It’s a medical condition characterized by severely reduced range of motion of the shoulder.
Also known as adhesive capsulitis.
Usually occurs in people over 40 years of age.
If you suffer from diabetes, heart disease, connective tissue disorders or have had a stroke or a severe injury, then you are more at risk of getting frozen shoulder.
What causes Frozen Shoulder Syndrome?
The exact cause is unknown and there are several theories about its cause. Many physicians believe the causes are linked to myo-fascial trigger points associated with the muscles of the shoulder. Slowly the muscles become less flexible and the corresponding shoulder joint gradually becomes locked into place over a period of time.
Frozen shoulder may also occur due to inflammation of the joint lining which causes scar tissue to form around the joint. This scar tissue restricts movement in the shoulder causing it to “freeze” and can be very painful.
It’s also believed incomplete healing of a previous shoulder injury can lead to frozen shoulder as the initial injury creates a buildup of scar tissue and inflammation in the shoulder joint.
The main symptoms are:
- Decreased motion of the shoulder
- Night cramps
Frozen Shoulder usually starts with pain. This pain prevents the patient from moving their arm. Lack of movement leads to stiffness and eventually less motion. Over time, you become unable to do movements such as reaching over your head or behind you.
If you have any of the above symptoms you should immediately see an Orthopedic surgeon.
Depending on your condition your doctor can prescribe you the following treatment options:
Conservative treatment options:
- Anti-inflammatory medication
- Physical therapy (physiotherapy)
- Steroid injections
In some cases, it may only take a few weeks to see progress, but in others, it may take as long as 6 – 9 months for complete recovery. Physical therapy is required in some cases and it can be intense, needing to be done every day.
Surgical treatment options:
Surgery is recommended if nonsurgical treatment is not effective.
In cases of moderate to severe frozen shoulder only manipulation under anesthesia may be attempted. The patient is put to sleep using general anaesthesia and the shoulder is manipulated to its full range using controlled force. This procedure takes only 10-15 minutes.

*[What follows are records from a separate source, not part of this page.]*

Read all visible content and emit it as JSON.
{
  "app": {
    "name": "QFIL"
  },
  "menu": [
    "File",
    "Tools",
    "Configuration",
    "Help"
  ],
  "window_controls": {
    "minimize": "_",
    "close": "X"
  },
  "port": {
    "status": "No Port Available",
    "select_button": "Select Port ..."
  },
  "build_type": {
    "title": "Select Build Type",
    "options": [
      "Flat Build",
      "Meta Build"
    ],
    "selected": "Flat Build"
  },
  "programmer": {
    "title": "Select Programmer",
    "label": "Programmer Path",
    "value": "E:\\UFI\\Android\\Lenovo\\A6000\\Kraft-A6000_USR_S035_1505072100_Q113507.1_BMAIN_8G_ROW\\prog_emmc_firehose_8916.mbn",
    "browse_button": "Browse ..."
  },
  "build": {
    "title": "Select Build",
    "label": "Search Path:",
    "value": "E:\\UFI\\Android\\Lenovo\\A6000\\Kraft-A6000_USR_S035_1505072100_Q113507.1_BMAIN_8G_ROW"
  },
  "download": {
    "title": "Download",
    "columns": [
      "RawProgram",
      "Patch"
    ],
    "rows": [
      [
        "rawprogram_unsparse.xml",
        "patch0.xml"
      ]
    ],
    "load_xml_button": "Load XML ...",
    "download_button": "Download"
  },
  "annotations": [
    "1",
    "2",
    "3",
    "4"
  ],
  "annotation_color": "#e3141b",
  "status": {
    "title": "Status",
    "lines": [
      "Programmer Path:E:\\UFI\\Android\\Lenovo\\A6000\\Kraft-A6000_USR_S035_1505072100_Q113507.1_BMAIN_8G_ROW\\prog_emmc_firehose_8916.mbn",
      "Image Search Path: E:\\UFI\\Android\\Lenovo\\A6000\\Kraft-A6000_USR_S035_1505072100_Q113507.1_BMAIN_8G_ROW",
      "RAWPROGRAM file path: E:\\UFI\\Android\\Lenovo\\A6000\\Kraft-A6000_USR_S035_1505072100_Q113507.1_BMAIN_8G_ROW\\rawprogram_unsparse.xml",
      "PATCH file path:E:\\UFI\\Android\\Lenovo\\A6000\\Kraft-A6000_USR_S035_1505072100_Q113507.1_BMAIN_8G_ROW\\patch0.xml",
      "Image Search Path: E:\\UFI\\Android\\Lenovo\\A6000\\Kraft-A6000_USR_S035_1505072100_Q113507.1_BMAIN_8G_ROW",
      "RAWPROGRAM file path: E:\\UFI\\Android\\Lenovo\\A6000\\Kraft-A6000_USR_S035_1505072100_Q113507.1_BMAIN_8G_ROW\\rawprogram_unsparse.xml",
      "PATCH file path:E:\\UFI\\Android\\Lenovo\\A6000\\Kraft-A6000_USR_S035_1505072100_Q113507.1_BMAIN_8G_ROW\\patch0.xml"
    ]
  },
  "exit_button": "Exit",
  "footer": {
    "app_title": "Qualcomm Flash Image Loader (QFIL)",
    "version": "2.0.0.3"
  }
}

In some severe cases shoulder arthroscopy is done under anesthesia. During this surgery, the scar tissue is released by bringing the shoulder through a full range of motion. Arthroscopic surgery can also be used to cut the tight ligaments and remove the scar tissue from the shoulder. After surgery, the patient may receive pain blocks so they can participate in physical therapy.
Whatever the choice of treatment, physical therapy is very important for full recovery.
Treatment with only physical therapy and non steroidal anti-inflammatory drugs will usually restore motion and function of the shoulder within 6 months. Recovery is faster if treatment is started early.
After surgery restores motion, patients must continue physical therapy for several weeks or months to prevent the frozen shoulder from returning. Treatment may fail if you cannot keep up with physical therapy. Surgery has the potential to speed recovery and improvement in range of motion.
Prevention of frozen shoulder
One of the most common causes of frozen shoulder is the immobility that may result during recovery from a shoulder injury, broken arm or a stroke.
If you have had an injury that makes it difficult to move your shoulder, talk to your doctor about what exercises would be best to maintain the range of motion in your shoulder joint before it reaches the frozen shoulder stage. Start a rehab protocol as early as possible.
If you haven’t had a recent shoulder injury and are still experiencing shoulder pain and stiffness that limits your range of motion for an extended period of time, once again contact your doctor for an evaluation. Early treatment and physical therapy can lead to fewer complications and quicker recovery.